The Vodka Train

In 1991, with the fall of the Soviet Union, the former Muslim Republic of Uzbekistan became independent.
However, its heavy economic dependence on the Soviet Union would lead to the collapse of its agricultural and industrial production, causing a job crisis.
Large numbers of Uzbeks have left the country in search of work in Moscow. The train journey takes 70 to 80 hours and crosses three border lines, Uzbekistan-Kazakhstan-Russia.
In Moscow, under difficult living conditions, they work in construction, heavy factories, or fields, doing agricultural work.
Most of them return to their homeland, either because they feel homesick or they’re forced to, by Russian authorities.

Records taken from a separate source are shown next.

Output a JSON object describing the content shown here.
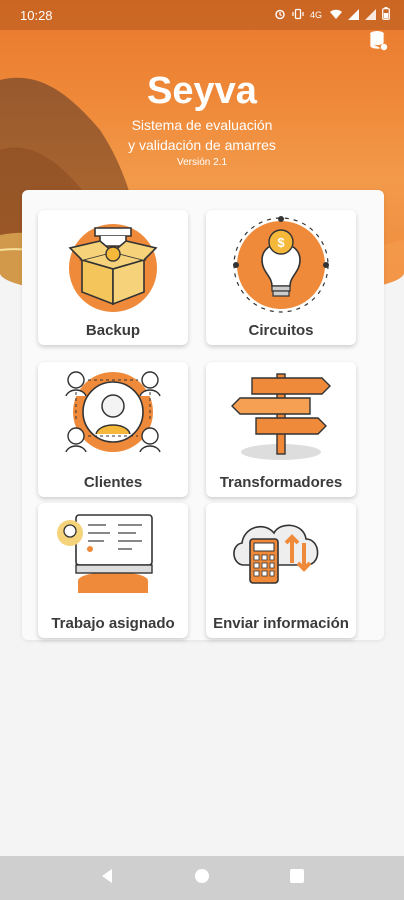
{
  "status_bar": {
    "time": "10:28",
    "icons": [
      "alarm-icon",
      "vibrate-icon",
      "network-icon",
      "wifi-icon",
      "signal-icon",
      "signal-icon",
      "battery-icon"
    ]
  },
  "header": {
    "title": "Seyva",
    "subtitle_line1": "Sistema de evaluación",
    "subtitle_line2": "y validación de amarres",
    "version": "Versión 2.1",
    "action_icon": "database-icon"
  },
  "menu": [
    {
      "id": "backup",
      "label": "Backup",
      "icon": "open-box-icon"
    },
    {
      "id": "circuitos",
      "label": "Circuitos",
      "icon": "lightbulb-coin-icon"
    },
    {
      "id": "clientes",
      "label": "Clientes",
      "icon": "customer-network-icon"
    },
    {
      "id": "transformadores",
      "label": "Transformadores",
      "icon": "signpost-icon"
    },
    {
      "id": "trabajo",
      "label": "Trabajo asignado",
      "icon": "assigned-work-icon"
    },
    {
      "id": "enviar",
      "label": "Enviar información",
      "icon": "cloud-upload-icon"
    }
  ],
  "colors": {
    "accent": "#ef8a3a",
    "accent_dark": "#e46f1f",
    "card_bg": "#ffffff",
    "label_text": "#3b3b3b",
    "navbar": "#cfcfcf"
  },
  "navigation": [
    "back-icon",
    "home-icon",
    "recents-icon"
  ]
}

They get the same route and the same train. They also keep with them, as less money as they need to eat and cross the border safely.

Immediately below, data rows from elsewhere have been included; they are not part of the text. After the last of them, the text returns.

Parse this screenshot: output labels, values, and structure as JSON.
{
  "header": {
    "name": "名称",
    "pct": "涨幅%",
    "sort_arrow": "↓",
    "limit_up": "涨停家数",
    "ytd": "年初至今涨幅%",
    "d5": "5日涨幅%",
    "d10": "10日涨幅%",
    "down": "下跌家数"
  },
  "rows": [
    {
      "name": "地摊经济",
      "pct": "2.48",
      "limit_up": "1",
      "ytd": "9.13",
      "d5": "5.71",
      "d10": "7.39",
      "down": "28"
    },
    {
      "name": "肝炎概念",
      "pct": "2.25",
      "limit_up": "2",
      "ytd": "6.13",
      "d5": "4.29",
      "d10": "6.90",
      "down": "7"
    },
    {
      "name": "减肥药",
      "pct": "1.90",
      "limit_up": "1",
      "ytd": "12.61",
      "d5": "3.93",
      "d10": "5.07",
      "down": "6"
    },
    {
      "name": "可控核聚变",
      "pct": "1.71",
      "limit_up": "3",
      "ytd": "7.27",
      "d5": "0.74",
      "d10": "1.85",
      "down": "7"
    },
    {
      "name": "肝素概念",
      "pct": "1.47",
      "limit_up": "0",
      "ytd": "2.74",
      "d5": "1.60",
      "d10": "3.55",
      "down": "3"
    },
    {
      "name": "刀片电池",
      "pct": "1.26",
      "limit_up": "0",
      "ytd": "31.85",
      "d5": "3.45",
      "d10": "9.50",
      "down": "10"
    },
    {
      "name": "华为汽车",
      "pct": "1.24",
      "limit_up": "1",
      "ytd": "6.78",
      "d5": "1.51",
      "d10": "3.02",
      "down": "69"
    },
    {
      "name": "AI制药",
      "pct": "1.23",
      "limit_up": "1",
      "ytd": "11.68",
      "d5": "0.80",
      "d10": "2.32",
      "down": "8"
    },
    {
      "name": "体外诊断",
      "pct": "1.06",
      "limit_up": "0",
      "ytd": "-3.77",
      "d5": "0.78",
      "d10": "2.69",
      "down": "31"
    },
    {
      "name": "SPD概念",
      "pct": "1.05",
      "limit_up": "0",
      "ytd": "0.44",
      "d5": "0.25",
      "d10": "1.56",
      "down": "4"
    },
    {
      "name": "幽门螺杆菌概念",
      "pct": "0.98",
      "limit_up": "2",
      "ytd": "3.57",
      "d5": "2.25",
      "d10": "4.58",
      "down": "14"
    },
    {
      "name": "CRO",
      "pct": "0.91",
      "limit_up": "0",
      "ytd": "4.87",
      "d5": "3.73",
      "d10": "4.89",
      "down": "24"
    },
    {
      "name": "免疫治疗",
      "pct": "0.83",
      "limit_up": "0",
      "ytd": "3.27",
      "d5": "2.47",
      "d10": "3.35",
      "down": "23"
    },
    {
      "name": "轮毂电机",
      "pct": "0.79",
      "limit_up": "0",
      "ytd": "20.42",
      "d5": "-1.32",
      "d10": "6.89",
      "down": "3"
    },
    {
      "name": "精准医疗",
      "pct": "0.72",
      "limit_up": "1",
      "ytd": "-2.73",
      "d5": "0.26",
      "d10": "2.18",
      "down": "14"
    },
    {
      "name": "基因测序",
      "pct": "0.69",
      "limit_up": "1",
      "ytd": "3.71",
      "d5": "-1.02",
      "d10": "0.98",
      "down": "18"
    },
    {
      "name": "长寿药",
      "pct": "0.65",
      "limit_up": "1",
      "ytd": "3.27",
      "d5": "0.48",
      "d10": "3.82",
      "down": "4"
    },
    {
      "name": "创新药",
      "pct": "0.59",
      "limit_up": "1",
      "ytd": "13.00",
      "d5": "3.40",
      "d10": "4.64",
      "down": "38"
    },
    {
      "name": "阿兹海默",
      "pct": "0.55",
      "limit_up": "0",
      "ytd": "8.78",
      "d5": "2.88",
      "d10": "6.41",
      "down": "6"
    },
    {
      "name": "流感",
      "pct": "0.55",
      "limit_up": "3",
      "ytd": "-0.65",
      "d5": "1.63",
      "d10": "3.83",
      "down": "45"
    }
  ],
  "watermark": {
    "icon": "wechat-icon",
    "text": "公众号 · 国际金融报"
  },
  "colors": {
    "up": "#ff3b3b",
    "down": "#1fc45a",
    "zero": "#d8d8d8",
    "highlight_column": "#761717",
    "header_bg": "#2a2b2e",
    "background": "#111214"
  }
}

The train with the immigrants inevitably attracts a crowd who won’t hesitate to take advantage of their predicament to secure financial compensation.

Savvas Lazaridis. The Vodka Train 2008